A Cyprus International Trust (CIT) provides for a high level of confidentiality and a very high degree of asset protection, in that the assets settled into a CIT are sheltered against potential claims, as they are segregated from the settlor’s funds. Assets are also shielded against subsequent bankruptcy or liquidation of the settlor, or creditors’ action against the settlor or the beneficiaries, irrespective of whether the trust was set up without consideration or to the benefit of the settlor or his/her family, unless it can be proven that the CIT was set up with the intention of the settlor to defraud his creditors. The hardening period within which a claim can be brought against the trustee by a creditor is 2 years from the date of transfer of the trust property in the CIT.

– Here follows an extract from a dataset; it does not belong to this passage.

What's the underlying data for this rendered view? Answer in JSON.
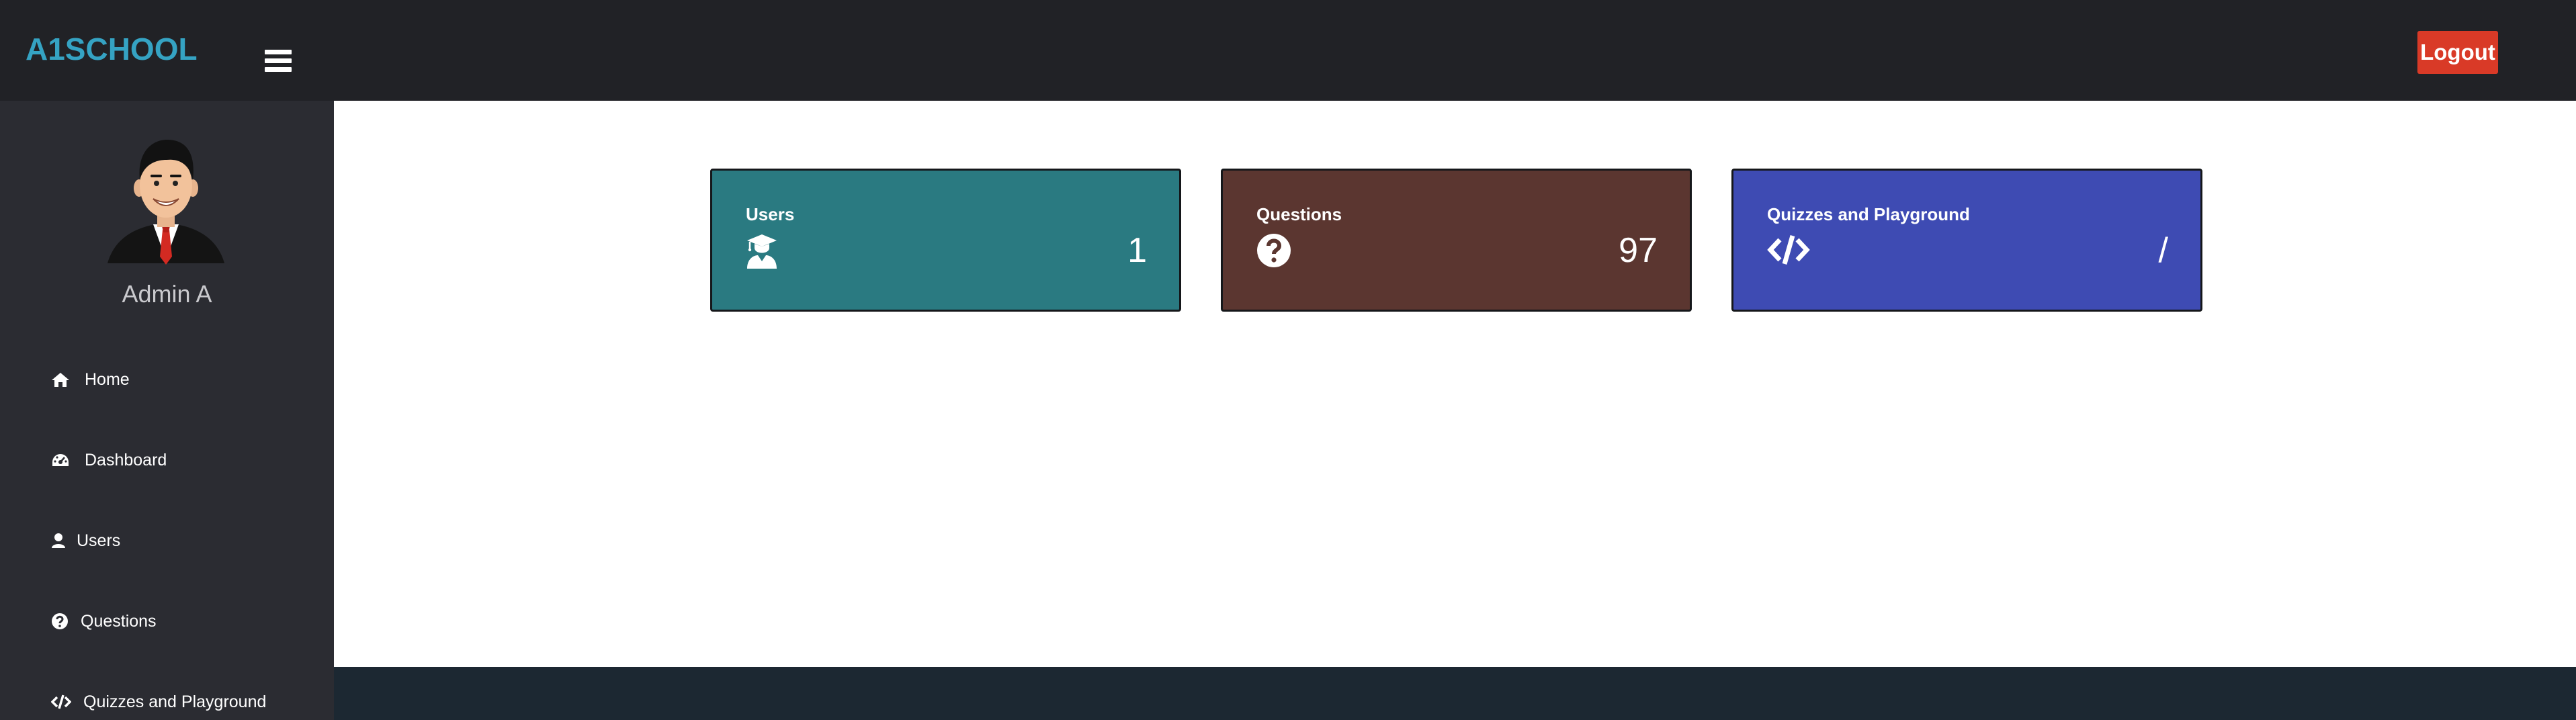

Another important aspect of CITs is the fact that Cyprus courts have exclusive jurisdiction over matters to be decided in respect of a CIT Trust Deed, where Cyprus Law is the governing law of the Trust Deed and as such a foreign judgement dealing with any issues of a CIT is not enforceable in Cyprus and this enhances the strong asset protection qualities of a CIT. Conversely, Cyprus provides a ‘firewall’ legislation, in that section 12C of the Amending Law (as defined below) provides that where a trust instrument is expressed to be governed by Cyprus Law, then the provisions of the Law apply thereto notwithstanding any other conflicts of law rules that are effective in Cyprus and the said section goes on to say that paragraph (1) above is a fundamental rule, the observance of which is a matter of Cypriot public order.
Additionally, the tax benefits of a CIT are substantial and HNWIs around the globe use a CIT within their corporate or private wealth structure in order to optimize their tax planning, since all income, gains and profits from non-Cyprus sources are exempted, among other, from income tax, capital gains or withholding tax on dividends, interest or royalties and no estate duty or inheritance tax is due in Cyprus.
In conclusion, a CIT provides the highest level of asset protection, privacy, flexibility, perpetual existence and many tax benefits and is unaffected by matrimonial property or succession laws or forced heirship claims.
In 2012 and specifically in March 2012, the International Trusts Law of 1992, L.69(I)/1992 (the “Old Law”) has been extensively amended through the enactment of the International Trusts (Amending) Law of 2012, L.20(I)/2012 (the “Amending Law”), modernizing and updating the existing legal framework in order to reaffirm the position of Cyprus as a significant trust jurisdiction. On September 2013, the House of Representatives enacted the International Trusts (Amending) Law of 2013, L.98(I)/2013 (the “2013 Amending Law” and together with the Old Law and the Amending Law, the “Law”).
- The Law provides that in order for a trust to be considered a CIT and thus come under the ambit of the Law, it is necessary that the settlor and beneficiaries are not residents of Cyprus in the year preceding the creation of the trust and that at least one of the trustees is a resident of Cyprus, without making it prohibitory for such settlor and beneficiaries to subsequently take up residence in Cyprus. The term resident of Cyprus is determined in accordance with the Income Tax Laws of the Republic of Cyprus.
- Section 3 of the Law provides that no trust shall be void unless, and to the extent that it is proven in Court by a creditor, that, at the time of the transfer of assets to the trust, this transfer was conducted with the intent to defraud. The burden of proof consequently lies
with the creditor and no such action may be brought against the trustee after 2 years from the date of the transfer of the property under the trust.
- Section 5 of the Law provides that there is no limit on the period for which a trust may continue to be valid and enforceable, and that no rule against perpetuities or remoteness of vesting or any analogous rule will apply. Conversely, section 4 of the Law provides that if no provision is expressly included in the trust instrument, pertaining to a CIT, to the effect that the CIT is revocable, it is considered irrevocable. According to section 6, income may accumulate for any period with the period of the trust.
- Section 9 of the Law allows for the change of the governing law of the relevant trust to and from the law of the Republic of Cyprus, if such change is authorised by the terms of the trust itself, which provides flexibility for the clients to change the governing law to and from Cyprus law, depending on which jurisdiction is most advantageous for the client’s circumstances at any given time.
- The trustee, protector, enforcer or any other person are prohibited from disclosing any information about the trust, except where required under anti-money laundering legislation, which the aforesaid persons have an obligation to be in compliance with, or where a court order to this effect is issued by a competent Court.
- The instrument creating a CIT is subject to a flat stamp duty of €430.
For further information, please contact Soulla Dionysiou at Dionysiou & Partners LLC at email@example.com / +357 22 272360.